Sedlec Ossuary from the district of the same name, is something that leaves you speechless: decorated with the bones of over 40 000 human skeletons, it leaves you mixed feelings: it's the guilt of artistically enjoying dead bodies, something that it's usually seen only as pain and suffering, without being scared or disgusted. But actually this crypt is a really an enjoyable and extraordinary piece of macabre art, and quite easy to reach on a day trip from Prague, only 70 km far away by car or train. We were not planning to go there, actually we didn't even know the existence of this place, until some friends during our nomad travel told us about it.The Bone Church in Kutna Hora, also known as the
The history of the Sedlec Ossuary in a nutshell, is quite interesting. Where nowadays is the Bone Church, it was before a very coveted burial place, that filled up quickly during the 14th century because of the Black Plague first and the Hussite War after. When it was decided to build there a roman catholic church, over 40 000 skeletons had to be unburied, to be deposited later in the lower chapel of the Church, the Ossuary. After a century a half-blind monk was given the duty to organize the remains of the unearthed bodies, that he simply stacked one over the other in the crypt. The masterpiece took shape only after 1870, when Frantisek Rint , a local woodcarver was commissioned the reorganization of the chapel that he transformed in what is known nowadays as the Bone Church. The bones were used as a decoration, and only superimposed to the preexisting structure of the Church made of bricks and stone.

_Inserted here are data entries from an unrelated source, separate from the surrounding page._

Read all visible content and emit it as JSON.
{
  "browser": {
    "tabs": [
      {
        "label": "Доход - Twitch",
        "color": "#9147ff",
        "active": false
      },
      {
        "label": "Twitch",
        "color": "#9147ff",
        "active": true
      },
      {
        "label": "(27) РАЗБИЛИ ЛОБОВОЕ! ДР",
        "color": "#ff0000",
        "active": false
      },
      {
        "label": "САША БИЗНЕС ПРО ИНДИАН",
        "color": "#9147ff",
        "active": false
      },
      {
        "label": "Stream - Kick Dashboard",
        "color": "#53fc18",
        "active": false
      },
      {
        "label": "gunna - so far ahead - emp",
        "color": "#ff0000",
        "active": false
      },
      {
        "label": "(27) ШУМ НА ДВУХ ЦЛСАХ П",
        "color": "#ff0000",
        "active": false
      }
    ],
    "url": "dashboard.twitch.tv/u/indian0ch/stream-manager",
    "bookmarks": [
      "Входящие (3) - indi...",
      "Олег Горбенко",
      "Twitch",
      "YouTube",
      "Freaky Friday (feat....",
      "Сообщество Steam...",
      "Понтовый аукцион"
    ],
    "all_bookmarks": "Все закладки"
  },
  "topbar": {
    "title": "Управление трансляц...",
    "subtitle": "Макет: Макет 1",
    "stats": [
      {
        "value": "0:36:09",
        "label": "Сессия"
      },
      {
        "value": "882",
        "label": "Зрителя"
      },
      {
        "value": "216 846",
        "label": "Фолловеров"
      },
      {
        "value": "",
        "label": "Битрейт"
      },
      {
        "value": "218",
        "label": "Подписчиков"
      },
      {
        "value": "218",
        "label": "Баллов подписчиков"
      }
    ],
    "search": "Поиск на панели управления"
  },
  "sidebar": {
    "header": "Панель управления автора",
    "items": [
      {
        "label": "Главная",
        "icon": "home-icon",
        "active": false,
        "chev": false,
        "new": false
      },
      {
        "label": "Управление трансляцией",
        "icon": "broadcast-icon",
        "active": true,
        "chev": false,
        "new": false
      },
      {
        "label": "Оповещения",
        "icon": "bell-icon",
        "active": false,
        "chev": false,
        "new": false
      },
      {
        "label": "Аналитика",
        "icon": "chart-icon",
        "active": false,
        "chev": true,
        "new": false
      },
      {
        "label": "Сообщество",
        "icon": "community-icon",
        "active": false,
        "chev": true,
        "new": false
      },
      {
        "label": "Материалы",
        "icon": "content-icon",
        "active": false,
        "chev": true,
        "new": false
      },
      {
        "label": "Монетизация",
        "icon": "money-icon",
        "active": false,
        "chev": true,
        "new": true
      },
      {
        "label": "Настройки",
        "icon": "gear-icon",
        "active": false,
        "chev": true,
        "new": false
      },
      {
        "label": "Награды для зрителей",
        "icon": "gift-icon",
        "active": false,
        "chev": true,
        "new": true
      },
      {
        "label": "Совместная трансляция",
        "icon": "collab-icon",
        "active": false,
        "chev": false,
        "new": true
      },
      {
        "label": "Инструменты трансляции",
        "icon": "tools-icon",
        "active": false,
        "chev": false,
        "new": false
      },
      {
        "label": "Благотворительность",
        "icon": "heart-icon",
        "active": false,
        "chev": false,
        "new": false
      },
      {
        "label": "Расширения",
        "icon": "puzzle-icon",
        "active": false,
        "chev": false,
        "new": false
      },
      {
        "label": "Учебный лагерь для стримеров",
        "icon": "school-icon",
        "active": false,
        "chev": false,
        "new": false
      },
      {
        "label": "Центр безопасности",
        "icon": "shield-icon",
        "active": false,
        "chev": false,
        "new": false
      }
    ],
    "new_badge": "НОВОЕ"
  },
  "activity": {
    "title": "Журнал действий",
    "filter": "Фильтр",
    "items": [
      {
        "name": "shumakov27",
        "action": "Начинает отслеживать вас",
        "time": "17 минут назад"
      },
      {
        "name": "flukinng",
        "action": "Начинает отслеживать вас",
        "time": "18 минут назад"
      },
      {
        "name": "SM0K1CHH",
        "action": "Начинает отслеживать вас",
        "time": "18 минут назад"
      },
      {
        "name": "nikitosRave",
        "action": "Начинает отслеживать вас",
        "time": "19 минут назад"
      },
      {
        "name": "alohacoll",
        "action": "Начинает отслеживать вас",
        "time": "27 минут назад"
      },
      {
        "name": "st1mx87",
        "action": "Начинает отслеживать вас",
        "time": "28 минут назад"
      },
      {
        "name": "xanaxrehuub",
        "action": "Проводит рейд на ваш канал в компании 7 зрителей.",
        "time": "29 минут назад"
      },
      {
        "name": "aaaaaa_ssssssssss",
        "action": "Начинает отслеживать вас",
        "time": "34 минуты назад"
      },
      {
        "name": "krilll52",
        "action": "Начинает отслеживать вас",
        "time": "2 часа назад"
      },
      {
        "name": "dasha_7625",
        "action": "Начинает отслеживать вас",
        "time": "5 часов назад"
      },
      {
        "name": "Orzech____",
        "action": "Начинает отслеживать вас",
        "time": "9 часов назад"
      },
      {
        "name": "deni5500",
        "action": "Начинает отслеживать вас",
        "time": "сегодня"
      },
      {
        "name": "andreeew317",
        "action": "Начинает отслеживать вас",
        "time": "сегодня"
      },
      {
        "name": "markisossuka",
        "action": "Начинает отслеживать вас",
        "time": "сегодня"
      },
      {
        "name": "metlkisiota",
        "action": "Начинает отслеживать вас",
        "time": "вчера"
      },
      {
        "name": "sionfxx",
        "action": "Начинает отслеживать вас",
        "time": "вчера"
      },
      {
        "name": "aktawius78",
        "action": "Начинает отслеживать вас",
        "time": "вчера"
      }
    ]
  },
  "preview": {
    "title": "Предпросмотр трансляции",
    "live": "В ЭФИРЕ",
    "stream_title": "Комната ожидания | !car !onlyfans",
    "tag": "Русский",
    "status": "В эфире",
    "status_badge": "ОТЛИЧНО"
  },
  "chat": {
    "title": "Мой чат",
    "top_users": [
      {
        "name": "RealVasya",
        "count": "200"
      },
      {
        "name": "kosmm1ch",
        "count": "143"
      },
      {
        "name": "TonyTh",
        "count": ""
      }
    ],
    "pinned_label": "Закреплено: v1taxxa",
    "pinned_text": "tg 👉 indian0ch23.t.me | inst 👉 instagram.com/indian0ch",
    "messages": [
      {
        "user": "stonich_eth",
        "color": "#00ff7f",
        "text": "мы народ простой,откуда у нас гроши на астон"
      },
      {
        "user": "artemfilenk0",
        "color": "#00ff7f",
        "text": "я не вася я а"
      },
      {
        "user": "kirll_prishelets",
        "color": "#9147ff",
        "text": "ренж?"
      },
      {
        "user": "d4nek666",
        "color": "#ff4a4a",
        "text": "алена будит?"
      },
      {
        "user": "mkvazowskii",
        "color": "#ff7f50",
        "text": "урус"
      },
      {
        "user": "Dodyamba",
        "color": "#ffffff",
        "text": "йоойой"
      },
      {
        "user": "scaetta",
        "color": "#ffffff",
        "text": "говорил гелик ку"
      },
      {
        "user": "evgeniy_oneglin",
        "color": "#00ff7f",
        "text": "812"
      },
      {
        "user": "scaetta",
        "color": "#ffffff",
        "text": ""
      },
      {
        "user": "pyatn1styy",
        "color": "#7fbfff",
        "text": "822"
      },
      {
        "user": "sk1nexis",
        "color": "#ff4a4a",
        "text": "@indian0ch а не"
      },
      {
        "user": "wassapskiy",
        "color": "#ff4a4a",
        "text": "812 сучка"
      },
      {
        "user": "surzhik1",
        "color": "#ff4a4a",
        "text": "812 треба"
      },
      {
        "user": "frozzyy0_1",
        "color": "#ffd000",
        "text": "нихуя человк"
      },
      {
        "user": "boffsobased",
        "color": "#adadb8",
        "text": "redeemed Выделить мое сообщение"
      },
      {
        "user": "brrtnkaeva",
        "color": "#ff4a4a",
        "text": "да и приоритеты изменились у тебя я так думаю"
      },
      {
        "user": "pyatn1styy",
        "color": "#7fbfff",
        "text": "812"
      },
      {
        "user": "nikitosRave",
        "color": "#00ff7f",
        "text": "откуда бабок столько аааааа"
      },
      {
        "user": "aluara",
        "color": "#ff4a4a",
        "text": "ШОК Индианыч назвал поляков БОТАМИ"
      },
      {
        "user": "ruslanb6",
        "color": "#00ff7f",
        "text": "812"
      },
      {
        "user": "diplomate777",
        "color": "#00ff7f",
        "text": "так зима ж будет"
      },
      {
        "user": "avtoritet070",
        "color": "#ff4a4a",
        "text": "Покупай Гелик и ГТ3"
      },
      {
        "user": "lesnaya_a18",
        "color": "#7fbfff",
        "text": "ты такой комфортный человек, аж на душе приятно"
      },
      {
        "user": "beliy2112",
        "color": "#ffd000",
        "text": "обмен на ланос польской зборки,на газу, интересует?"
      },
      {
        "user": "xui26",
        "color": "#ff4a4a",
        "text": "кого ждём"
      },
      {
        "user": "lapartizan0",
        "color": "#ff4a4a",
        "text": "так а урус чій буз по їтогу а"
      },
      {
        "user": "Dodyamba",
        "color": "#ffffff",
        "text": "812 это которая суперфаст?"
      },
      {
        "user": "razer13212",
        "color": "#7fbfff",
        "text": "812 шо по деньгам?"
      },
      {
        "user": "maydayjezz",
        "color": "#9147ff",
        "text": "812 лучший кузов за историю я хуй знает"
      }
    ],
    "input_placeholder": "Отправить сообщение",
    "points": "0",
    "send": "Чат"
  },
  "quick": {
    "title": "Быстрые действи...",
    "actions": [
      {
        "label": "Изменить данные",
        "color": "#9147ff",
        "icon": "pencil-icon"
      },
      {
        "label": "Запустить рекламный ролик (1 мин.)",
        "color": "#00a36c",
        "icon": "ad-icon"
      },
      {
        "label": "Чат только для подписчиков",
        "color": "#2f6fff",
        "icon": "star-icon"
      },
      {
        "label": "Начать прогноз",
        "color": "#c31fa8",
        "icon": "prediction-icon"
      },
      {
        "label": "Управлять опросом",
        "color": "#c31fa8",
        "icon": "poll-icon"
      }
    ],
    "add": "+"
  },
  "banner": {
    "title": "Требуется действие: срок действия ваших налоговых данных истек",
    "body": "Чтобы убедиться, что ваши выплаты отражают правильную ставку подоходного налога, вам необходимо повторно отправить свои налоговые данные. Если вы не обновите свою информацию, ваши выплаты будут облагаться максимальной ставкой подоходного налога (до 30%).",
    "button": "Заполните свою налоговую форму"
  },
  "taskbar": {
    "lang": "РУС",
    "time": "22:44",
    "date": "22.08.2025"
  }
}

The most impressive piece of art is the central chandelier, that is said to be built with at least one piece of every bone present in the human body. Despite the Sedlec Ossuary probably owns it half of its fame, what is striking your attention while visiting are the details: garlands and crosses of skulls, angels and bones put together as if they always were, and a small bird that looks like is pecking a scared skeleton. The other element that is emerging is the light, creating nice contrasts and casting rays of light over the eccentric furnishings.
Overall, the 3$ required to enter the Bone Church (student discounts and cumulative tickets also available) are definitely worth it, not to consider that there are other interesting landmarks to visit in Kutna Hora, like the Church of St Barbara, a beautiful UNESCO world heritage site. So you are warned, if you are planning to visit Prague don't miss a visit also to the Bone Church! And we found out that the Ossuary in Czech Republic is not the only one of this kind in the world: for sure we will not miss the opportunity to visit also the Bone Church in my hometown, Rome, called Santa Maria della Concezione dei Cappuccini or Capuchin Crypt. And we have another reason also to go to Portugal, and visit the “Capela dos Ossos” in Evora!
Soon we will upload a new Photo Album with more photos of the Chapel and of the city. In the meanwhile if you want to find out more details about the history of the Sedlec Ossuary, you can visit Wikipedia, or this oldish but informative website.